Write the data out again, word for word.

——————————

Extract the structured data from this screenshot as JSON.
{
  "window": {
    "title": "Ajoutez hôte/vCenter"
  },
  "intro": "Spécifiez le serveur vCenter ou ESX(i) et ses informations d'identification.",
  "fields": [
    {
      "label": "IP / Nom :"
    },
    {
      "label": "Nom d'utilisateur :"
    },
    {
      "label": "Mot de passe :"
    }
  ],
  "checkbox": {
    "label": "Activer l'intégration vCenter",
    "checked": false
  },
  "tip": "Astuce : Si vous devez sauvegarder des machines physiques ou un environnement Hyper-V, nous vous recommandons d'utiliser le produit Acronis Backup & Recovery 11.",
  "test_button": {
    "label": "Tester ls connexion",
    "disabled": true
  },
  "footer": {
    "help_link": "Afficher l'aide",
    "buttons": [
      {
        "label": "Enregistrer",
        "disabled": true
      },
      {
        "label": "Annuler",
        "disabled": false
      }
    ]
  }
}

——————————

**Your response:**
Extract the structured data from this screenshot as JSON.
{
  "window": {
    "title": "Ajoutez hôte/vCenter"
  },
  "intro": "Spécifiez le serveur vCenter ou ESX(i) et ses informations d'identification.",
  "fields": [
    {
      "label": "IP / Nom :"
    },
    {
      "label": "Nom d'utilisateur :"
    },
    {
      "label": "Mot de passe :"
    }
  ],
  "checkbox": {
    "label": "Activer l'intégration vCenter",
    "checked": false
  },
  "tip": "Astuce : Si vous devez sauvegarder des machines physiques ou un environnement Hyper-V, nous vous recommandons d'utiliser le produit Acronis Backup & Recovery 11.",
  "test_button": {
    "label": "Tester ls connexion",
    "disabled": true
  },
  "footer": {
    "help_link": "Afficher l'aide",
    "buttons": [
      {
        "label": "Enregistrer",
        "disabled": true
      },
      {
        "label": "Annuler",
        "disabled": false
      }
    ]
  }
}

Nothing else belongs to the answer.